The recent collapse of Damar Hamlin during a football game has brought the topic of sports-related cardiac arrest back into the spotlight. This has many people wondering if this is something that can happen to someone much older. Luckily, a new study brings reassuring news: it’s rare for older adults to experience sudden cardiac arrest during exercise, and those who do tend to have fewer health issues compared to those who experience this medical emergency outside of exercise.
What is cardiac arrest?
Cardiac arrest refers to a sudden and unexpected loss of heart function as per the American Heart Association It is caused by an electrical issue in the heart that disrupts its normal heartbeat. As a result, the heart is unable to pump blood to the brain, lungs, and other vital organs, leading to a loss of consciousness and no pulse. Without immediate treatment, death can occur within a matter of minutes.
Exercise and Heart Health
Exercise is known to be one of the healthiest habits for the heart, but a new study from Cedars-Sinai in Los Angeles has found that exercise can also trigger an irregular heart rhythm that leads to sudden cardiac arrest. Sudden cardiac arrest occurs when an electrical malfunction in the heart causes it to stop beating, and most people die within minutes. Although rates of sudden cardiac arrest have increased among older adults in recent years, the study found that “the annual incidence of sports-related sudden cardiac arrest among older adults is extremely rare.”
The study was conducted by analyzing cases of sudden cardiac arrest in people aged 65 and older in Portland, Ore., and Ventura County, Calif. The data used came from two ongoing studies: the Oregon Sudden Unexpected Death Study and the Ventura Prediction of Sudden Death in Multi-ethnic Communities study. The research excluded cases where resuscitation was not attempted or where cardiac arrest occurred while in the hospital.
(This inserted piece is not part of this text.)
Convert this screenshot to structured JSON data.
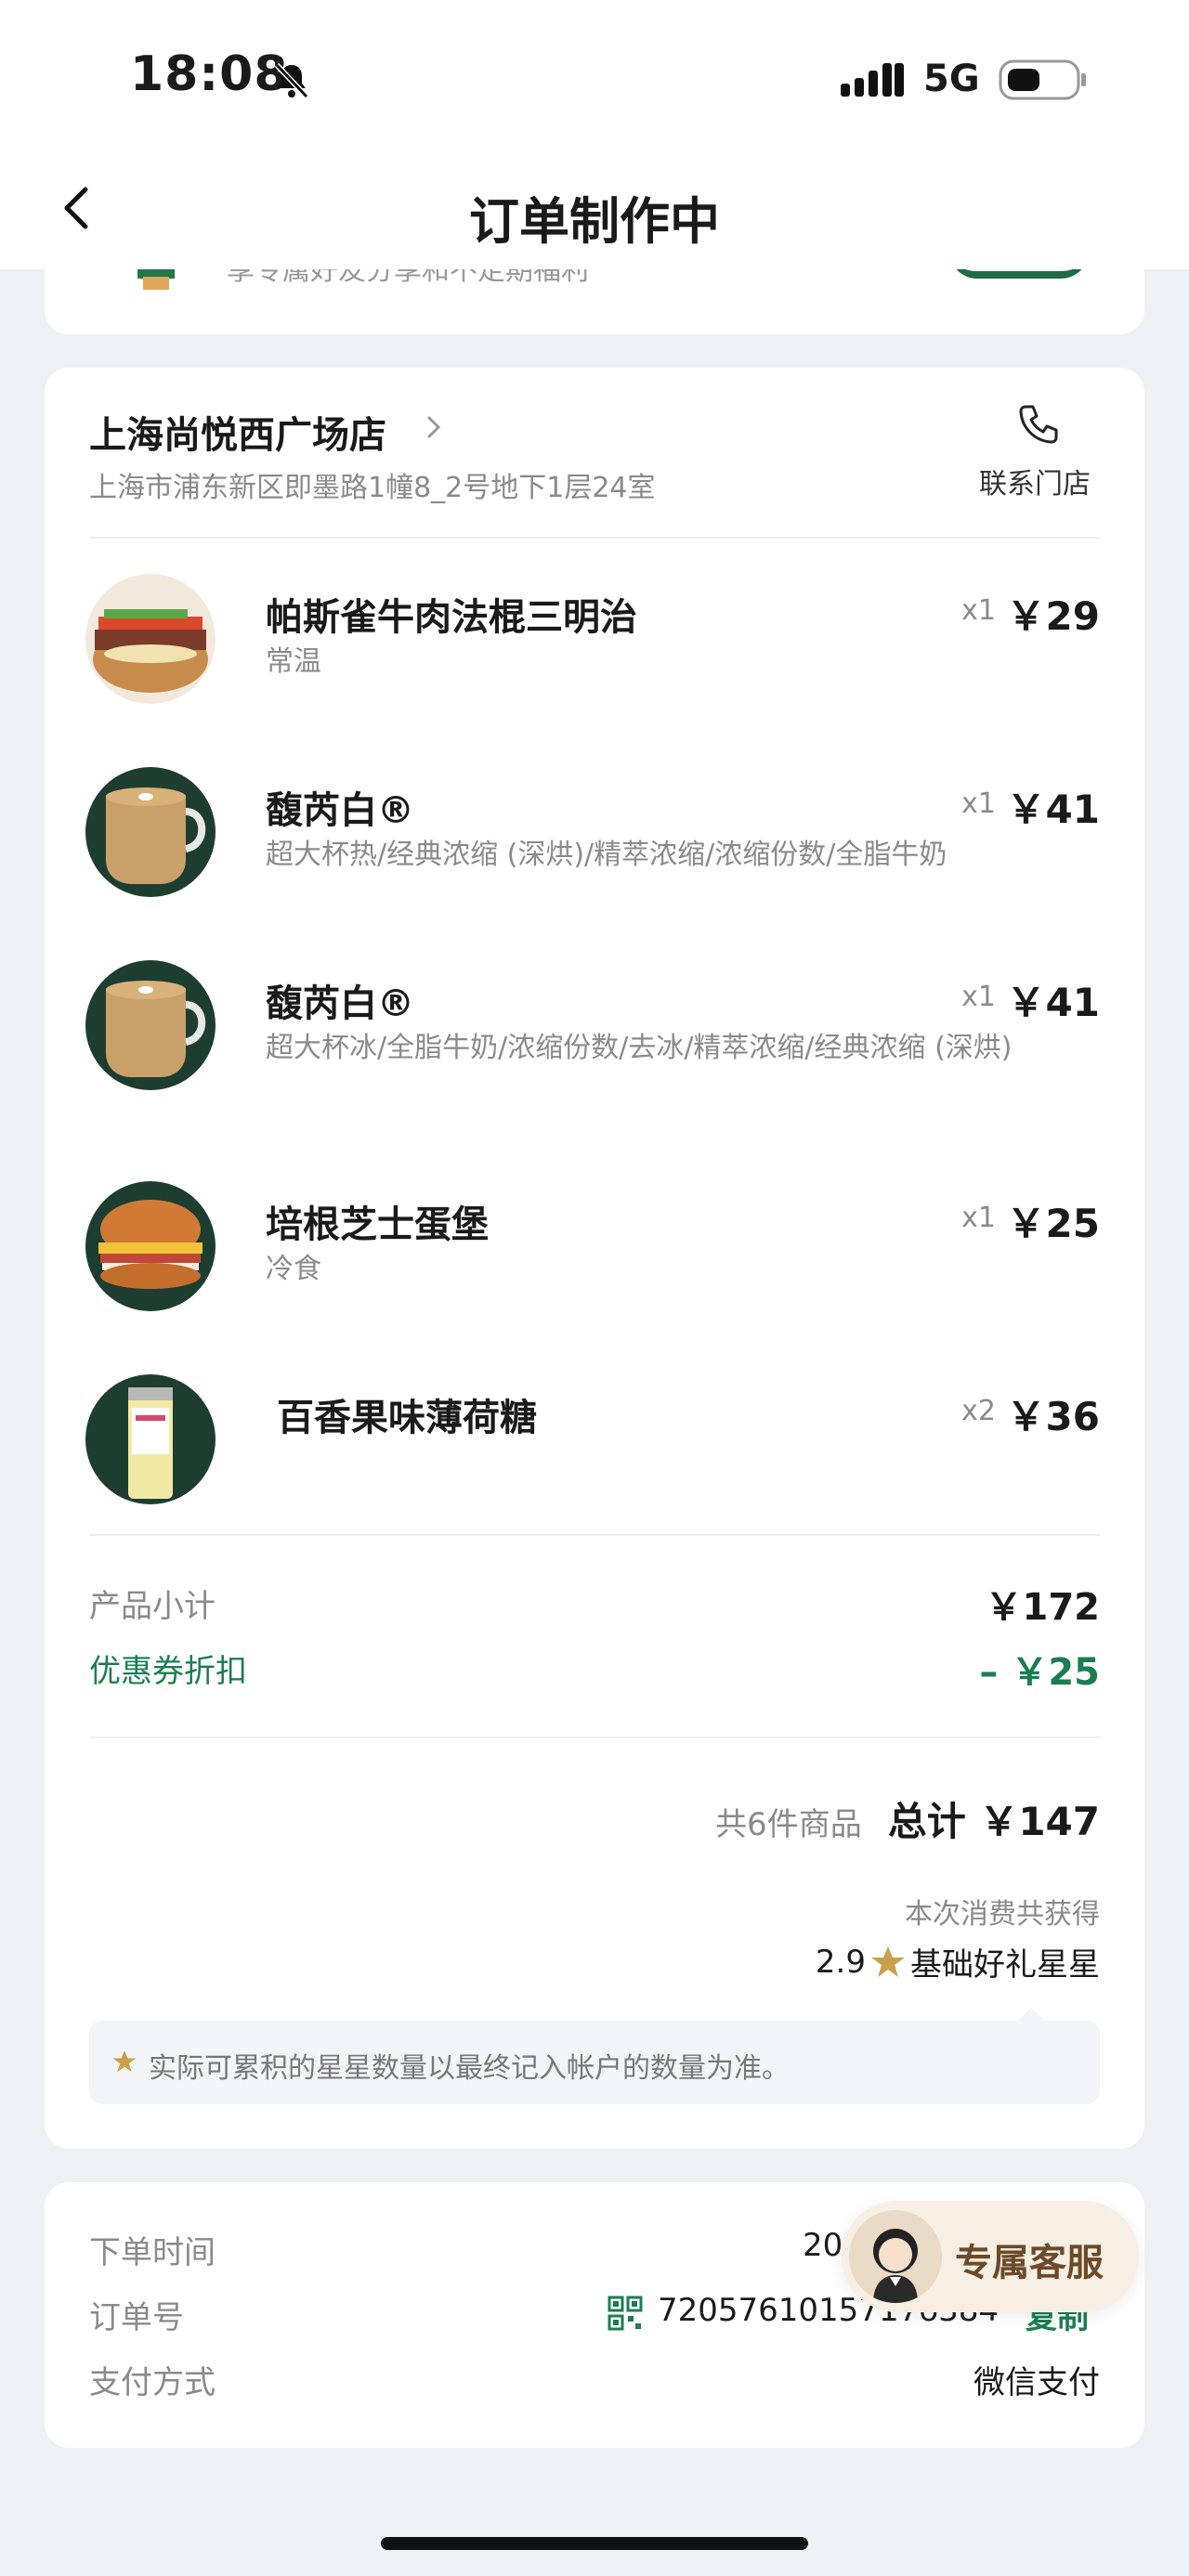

Out of over 4,000 cases studied, only 77 (1.9%) happened during or following exercise, which included activities such as cycling, running, playing golf or tennis, or working out at the gym. About 91% of the cardiac arrests were in men. Medical records were available for 47 people with sports-related cardiac arrest and over 3,100 people with cardiac arrest not related to sports.
The findings showed that those who experienced sudden cardiac arrest during or after exercise had fewer heart risk factors or other health issues compared to those who experienced a cardiac arrest not related to exercise. Additionally, sports-related cardiac arrests were four times more likely to occur in a public location, such as a gym, which is one reason why they were also four times more likely to survive.
Encouraging Older Adults to Stay Active
The study concludes that the health benefits of sports activity likely outweigh the risk of associated sudden cardiac arrest in seniors. Dr. Sumeet Chugh, the senior study author and director of the Heart Rhythm Center in the Smidt Heart Institute at Cedars-Sinai, stated that older people who regularly participate in sports should continue to do so. However, those who develop new symptoms should consult their physician, and those who want to start exercising should do so only after consulting their physician and obtaining an exercise prescription.
There have been several studies in the past that clearly signify the importance of strength training for better health and longevity. Also, a healthy and active lifestyle has been proven to ward off dementia.
The study found that sports-related cardiac arrest is rare in older adults, and those who experience it tend to have fewer health issues compared to those who experience this medical emergency outside of exercise. The findings encourage older adults to continue to participate in sports, as the health benefits are likely to outweigh the risk of associated sudden cardiac arrest. However, it is important to consult with a physician and obtain an exercise prescription before starting any new physical activity.